In rare prisoner swap with U.S., Venezuela frees 7 Americans for 2 relatives of President Maduro
Nephews of Maduro's wife had been jailed for years over drug-smuggling convictions
Venezuela on Saturday freed seven Americans imprisoned in the South American country in exchange for the release of two nephews of President Nicolas Maduro's wife who had been jailed for years by the United States on drug-smuggling convictions, a senior U.S. official said.
The swap of the Americans, including five oil executives held for nearly five years, is the largest trade of detained citizens ever carried out by the Biden administration.
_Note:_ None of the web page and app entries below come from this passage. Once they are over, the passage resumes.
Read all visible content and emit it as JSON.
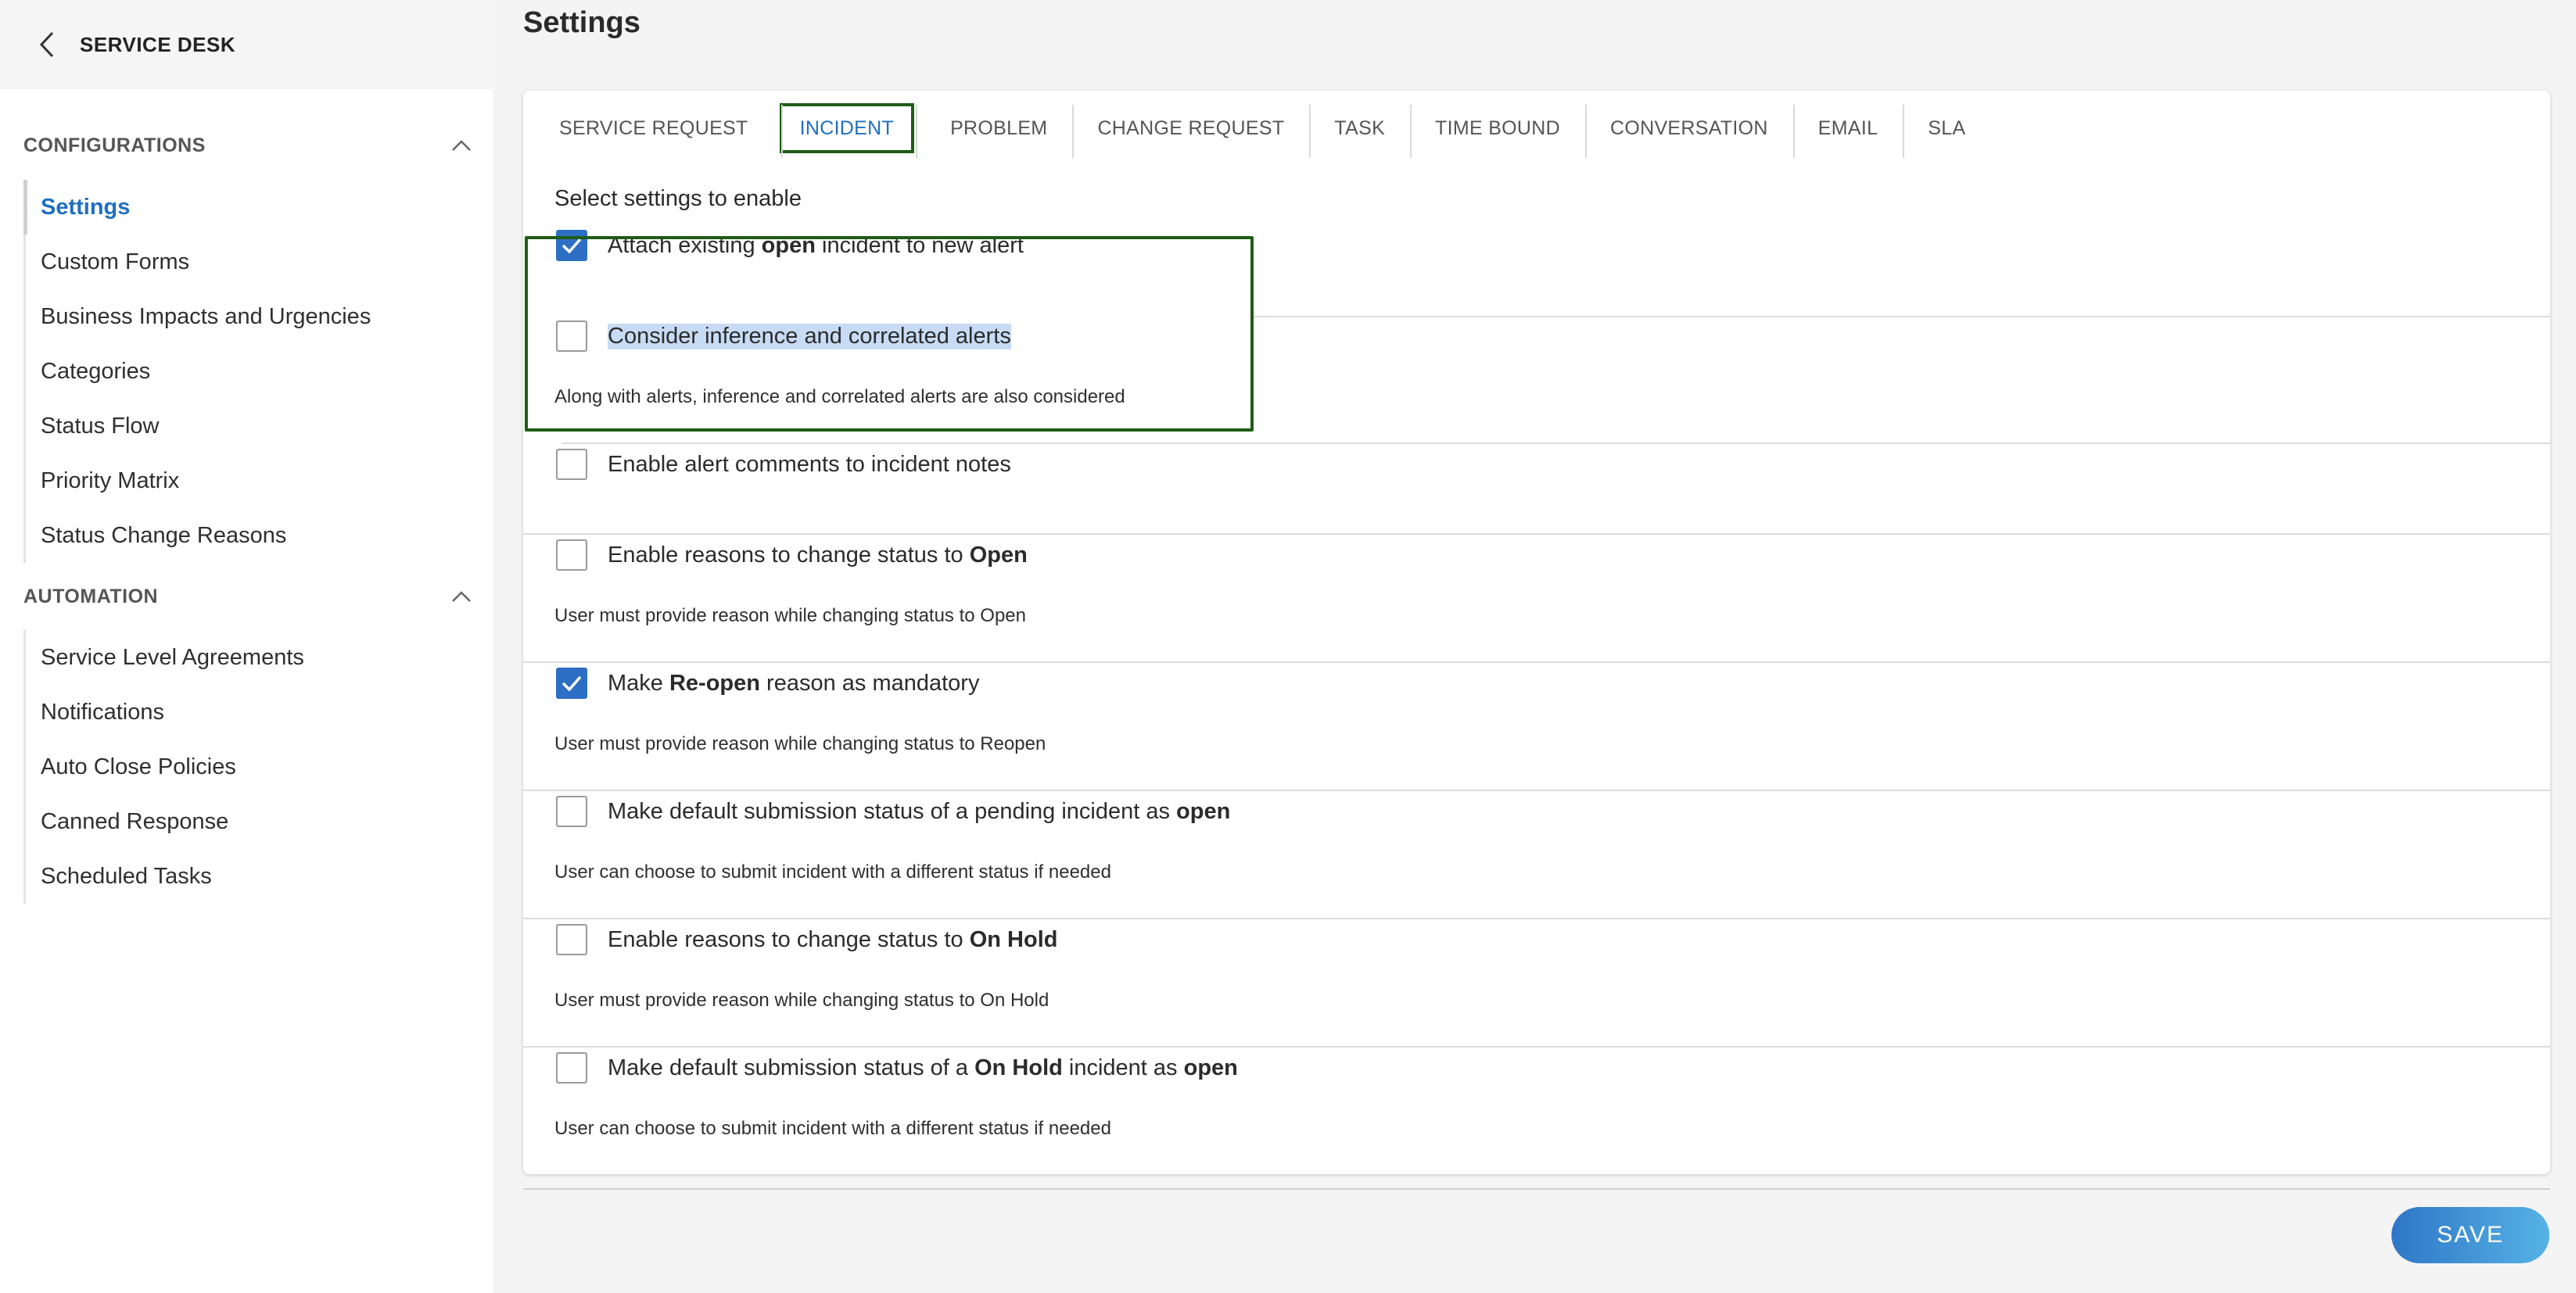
{
  "sidebar": {
    "title": "SERVICE DESK",
    "sections": [
      {
        "label": "CONFIGURATIONS",
        "items": [
          {
            "label": "Settings",
            "active": true
          },
          {
            "label": "Custom Forms"
          },
          {
            "label": "Business Impacts and Urgencies"
          },
          {
            "label": "Categories"
          },
          {
            "label": "Status Flow"
          },
          {
            "label": "Priority Matrix"
          },
          {
            "label": "Status Change Reasons"
          }
        ]
      },
      {
        "label": "AUTOMATION",
        "items": [
          {
            "label": "Service Level Agreements"
          },
          {
            "label": "Notifications"
          },
          {
            "label": "Auto Close Policies"
          },
          {
            "label": "Canned Response"
          },
          {
            "label": "Scheduled Tasks"
          }
        ]
      }
    ]
  },
  "page": {
    "title": "Settings",
    "select_label": "Select settings to enable",
    "save_label": "SAVE"
  },
  "tabs": [
    {
      "label": "SERVICE REQUEST"
    },
    {
      "label": "INCIDENT",
      "active": true
    },
    {
      "label": "PROBLEM"
    },
    {
      "label": "CHANGE REQUEST"
    },
    {
      "label": "TASK"
    },
    {
      "label": "TIME BOUND"
    },
    {
      "label": "CONVERSATION"
    },
    {
      "label": "EMAIL"
    },
    {
      "label": "SLA"
    }
  ],
  "settings": [
    {
      "checked": true,
      "label_parts": [
        {
          "text": "Attach existing "
        },
        {
          "text": "open",
          "bold": true
        },
        {
          "text": " incident to new alert"
        }
      ],
      "description": ""
    },
    {
      "checked": false,
      "highlighted": true,
      "label_parts": [
        {
          "text": "Consider inference and correlated alerts"
        }
      ],
      "description": "Along with alerts, inference and correlated alerts are also considered"
    },
    {
      "checked": false,
      "label_parts": [
        {
          "text": "Enable alert comments to incident notes"
        }
      ],
      "description": ""
    },
    {
      "checked": false,
      "label_parts": [
        {
          "text": "Enable reasons to change status to "
        },
        {
          "text": "Open",
          "bold": true
        }
      ],
      "description": "User must provide reason while changing status to Open"
    },
    {
      "checked": true,
      "label_parts": [
        {
          "text": "Make "
        },
        {
          "text": "Re-open",
          "bold": true
        },
        {
          "text": " reason as mandatory"
        }
      ],
      "description": "User must provide reason while changing status to Reopen"
    },
    {
      "checked": false,
      "label_parts": [
        {
          "text": "Make default submission status of a pending incident as "
        },
        {
          "text": "open",
          "bold": true
        }
      ],
      "description": "User can choose to submit incident with a different status if needed"
    },
    {
      "checked": false,
      "label_parts": [
        {
          "text": "Enable reasons to change status to "
        },
        {
          "text": "On Hold",
          "bold": true
        }
      ],
      "description": "User must provide reason while changing status to On Hold"
    },
    {
      "checked": false,
      "label_parts": [
        {
          "text": "Make default submission status of a "
        },
        {
          "text": "On Hold",
          "bold": true
        },
        {
          "text": " incident as "
        },
        {
          "text": "open",
          "bold": true
        }
      ],
      "description": "User can choose to submit incident with a different status if needed"
    }
  ],
  "icons": {
    "back": "chevron-left-icon",
    "collapse": "chevron-up-icon",
    "check": "checkmark-icon"
  },
  "colors": {
    "accent": "#1f6fc0",
    "checkbox_checked": "#2d6fc4",
    "highlight_border": "#1f5c16",
    "text_highlight": "#c7dcf4"
  }
}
"We are relieved and gratified to be welcoming back to their families today seven Americans who had been wrongfully detained for too long in Venezuela," said Joshua Geltzer, the deputy homeland security adviser.
It amounts to a rare gesture of goodwill by Maduro as the socialist leader looks to rebuild relations with the U.S. after vanquishing most of his domestic opponents. The deal follows months of back-channel diplomacy by Washington's top hostage negotiator and other U.S. officials — secretive talks with a major oil producer that took on greater urgency after sanctions on Russia put pressure on global energy prices.
Those freed include five employees of Houston-based Citgo — Tomeu Vadell, Jose Luis Zambrano, Alirio Zambrano, Jorge Toledo and Jose Pereira — who were lured to Venezuela right before Thanksgiving in 2017 to attend a meeting at the headquarters of the company's parent, state-run-oil giant PDVSA. Once there, they were hauled away by masked security agents who busted into a Caracas conference room.
Also released was Matthew Heath, a former U.S. Marine corporal from Tennessee who was arrested in 2020 at a roadblock in Venezuela on what the State Department has called "specious" weapons charges, and Osman Khan, a Florida man who was arrested in January.
In return, the U.S. freed Franqui Flores and his cousin, Efrain Campo, both nephews of "First Combatant" Cilia Flores, as Maduro has called his wife. The men were arrested in Haiti in a Drug Enforcement Administration sting in 2015 and immediately taken to New York to face trial. They were convicted the following year in a highly charged case that cast a hard look at U.S. accusations of drug trafficking at the highest levels of Maduro's administration.
Both men were granted clemency by U.S. President Joe Biden before their release.
The Biden administration has been under pressure to do more to bring home the roughly 60 Americans it believes are held hostage abroad or wrongfully detained by hostile foreign governments.
While much of the focus is on Russia, where the U.S. has so far tried unsuccessfully to secure the release of WNBA star Brittney Griner and another American, Paul Whelan, Venezuela has been holding the largest contingent of Americans suspected of being used as bargaining chips.
At least four other Americans remain detained in Venezuela, including two former Green Berets involved in a slapdash attempt to oust Maduro in 2019, and two other men who, like Khan, were detained for allegedly entering the country illegally from neighbouring Colombia.
The Biden administration did not release another prisoner long sought by Maduro: Alex Saab, an insider businessman whom Venezuela considers a diplomat and U.S. prosecutors a corrupt regime enabler. Saab fought extradition from Cape Verde, where he was arrested last year during a stopover en route to Iran, and is now awaiting trial in Miami federal court on charges of siphoning off millions in state contracts.
The oil executives were convicted of embezzlement last year in a trial marred by delays and irregularities. They were sentenced to between eight and 13 years in prison for a never-executed proposal to refinance billions in the oil company's bonds.
Maduro at the time accused them of "treason," and Venezuela's supreme court upheld their long sentences earlier this year. The men have all pleaded not guilty and the State Department has regarded them — and the two other Americans freed on Saturday — as wrongfully detained.